**Work to be completed:** What's wanted is the full listing, reproduced exactly.

**Provided data:**
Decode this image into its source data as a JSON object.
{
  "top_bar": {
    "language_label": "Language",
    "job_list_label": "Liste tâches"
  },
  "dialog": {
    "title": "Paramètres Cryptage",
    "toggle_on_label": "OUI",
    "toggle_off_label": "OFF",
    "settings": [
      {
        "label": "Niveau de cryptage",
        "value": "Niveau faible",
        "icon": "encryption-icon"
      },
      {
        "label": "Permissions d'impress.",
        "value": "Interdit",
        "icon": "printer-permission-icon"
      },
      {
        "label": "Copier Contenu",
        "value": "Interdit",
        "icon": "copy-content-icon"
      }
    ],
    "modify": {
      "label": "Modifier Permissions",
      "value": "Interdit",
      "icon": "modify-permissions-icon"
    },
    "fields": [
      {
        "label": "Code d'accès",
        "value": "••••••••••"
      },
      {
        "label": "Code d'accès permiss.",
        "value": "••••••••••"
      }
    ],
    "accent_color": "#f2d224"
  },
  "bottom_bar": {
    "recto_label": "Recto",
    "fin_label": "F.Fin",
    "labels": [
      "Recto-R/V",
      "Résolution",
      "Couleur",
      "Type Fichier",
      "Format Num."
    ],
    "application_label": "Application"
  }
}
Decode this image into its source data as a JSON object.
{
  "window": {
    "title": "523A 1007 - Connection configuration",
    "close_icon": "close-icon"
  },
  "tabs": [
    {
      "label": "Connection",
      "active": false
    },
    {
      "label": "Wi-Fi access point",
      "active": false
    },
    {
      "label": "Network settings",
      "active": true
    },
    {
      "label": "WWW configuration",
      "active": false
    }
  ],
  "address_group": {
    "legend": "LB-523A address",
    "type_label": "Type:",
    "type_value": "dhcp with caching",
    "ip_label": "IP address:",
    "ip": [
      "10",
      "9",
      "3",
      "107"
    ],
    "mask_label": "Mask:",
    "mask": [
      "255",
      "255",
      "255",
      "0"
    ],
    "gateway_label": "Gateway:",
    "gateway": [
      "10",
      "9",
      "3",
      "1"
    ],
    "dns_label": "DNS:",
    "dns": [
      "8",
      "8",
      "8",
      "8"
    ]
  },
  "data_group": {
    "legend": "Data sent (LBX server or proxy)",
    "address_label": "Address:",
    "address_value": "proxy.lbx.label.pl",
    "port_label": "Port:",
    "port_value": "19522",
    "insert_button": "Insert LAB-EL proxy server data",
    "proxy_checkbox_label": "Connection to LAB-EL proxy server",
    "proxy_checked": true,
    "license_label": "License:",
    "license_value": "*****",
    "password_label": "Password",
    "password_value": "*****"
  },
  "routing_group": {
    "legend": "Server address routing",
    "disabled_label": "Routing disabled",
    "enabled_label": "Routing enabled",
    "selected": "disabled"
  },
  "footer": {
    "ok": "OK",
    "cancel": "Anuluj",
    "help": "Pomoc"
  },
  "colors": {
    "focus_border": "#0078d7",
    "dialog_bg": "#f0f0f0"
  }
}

**Written answer:**
Decode this image into its source data as a JSON object.
{
  "top_bar": {
    "language_label": "Language",
    "job_list_label": "Liste tâches"
  },
  "dialog": {
    "title": "Paramètres Cryptage",
    "toggle_on_label": "OUI",
    "toggle_off_label": "OFF",
    "settings": [
      {
        "label": "Niveau de cryptage",
        "value": "Niveau faible",
        "icon": "encryption-icon"
      },
      {
        "label": "Permissions d'impress.",
        "value": "Interdit",
        "icon": "printer-permission-icon"
      },
      {
        "label": "Copier Contenu",
        "value": "Interdit",
        "icon": "copy-content-icon"
      }
    ],
    "modify": {
      "label": "Modifier Permissions",
      "value": "Interdit",
      "icon": "modify-permissions-icon"
    },
    "fields": [
      {
        "label": "Code d'accès",
        "value": "••••••••••"
      },
      {
        "label": "Code d'accès permiss.",
        "value": "••••••••••"
      }
    ],
    "accent_color": "#f2d224"
  },
  "bottom_bar": {
    "recto_label": "Recto",
    "fin_label": "F.Fin",
    "labels": [
      "Recto-R/V",
      "Résolution",
      "Couleur",
      "Type Fichier",
      "Format Num."
    ],
    "application_label": "Application"
  }
}
Decode this image into its source data as a JSON object.
{
  "window": {
    "title": "523A 1007 - Connection configuration",
    "close_icon": "close-icon"
  },
  "tabs": [
    {
      "label": "Connection",
      "active": false
    },
    {
      "label": "Wi-Fi access point",
      "active": false
    },
    {
      "label": "Network settings",
      "active": true
    },
    {
      "label": "WWW configuration",
      "active": false
    }
  ],
  "address_group": {
    "legend": "LB-523A address",
    "type_label": "Type:",
    "type_value": "dhcp with caching",
    "ip_label": "IP address:",
    "ip": [
      "10",
      "9",
      "3",
      "107"
    ],
    "mask_label": "Mask:",
    "mask": [
      "255",
      "255",
      "255",
      "0"
    ],
    "gateway_label": "Gateway:",
    "gateway": [
      "10",
      "9",
      "3",
      "1"
    ],
    "dns_label": "DNS:",
    "dns": [
      "8",
      "8",
      "8",
      "8"
    ]
  },
  "data_group": {
    "legend": "Data sent (LBX server or proxy)",
    "address_label": "Address:",
    "address_value": "proxy.lbx.label.pl",
    "port_label": "Port:",
    "port_value": "19522",
    "insert_button": "Insert LAB-EL proxy server data",
    "proxy_checkbox_label": "Connection to LAB-EL proxy server",
    "proxy_checked": true,
    "license_label": "License:",
    "license_value": "*****",
    "password_label": "Password",
    "password_value": "*****"
  },
  "routing_group": {
    "legend": "Server address routing",
    "disabled_label": "Routing disabled",
    "enabled_label": "Routing enabled",
    "selected": "disabled"
  },
  "footer": {
    "ok": "OK",
    "cancel": "Anuluj",
    "help": "Pomoc"
  },
  "colors": {
    "focus_border": "#0078d7",
    "dialog_bg": "#f0f0f0"
  }
}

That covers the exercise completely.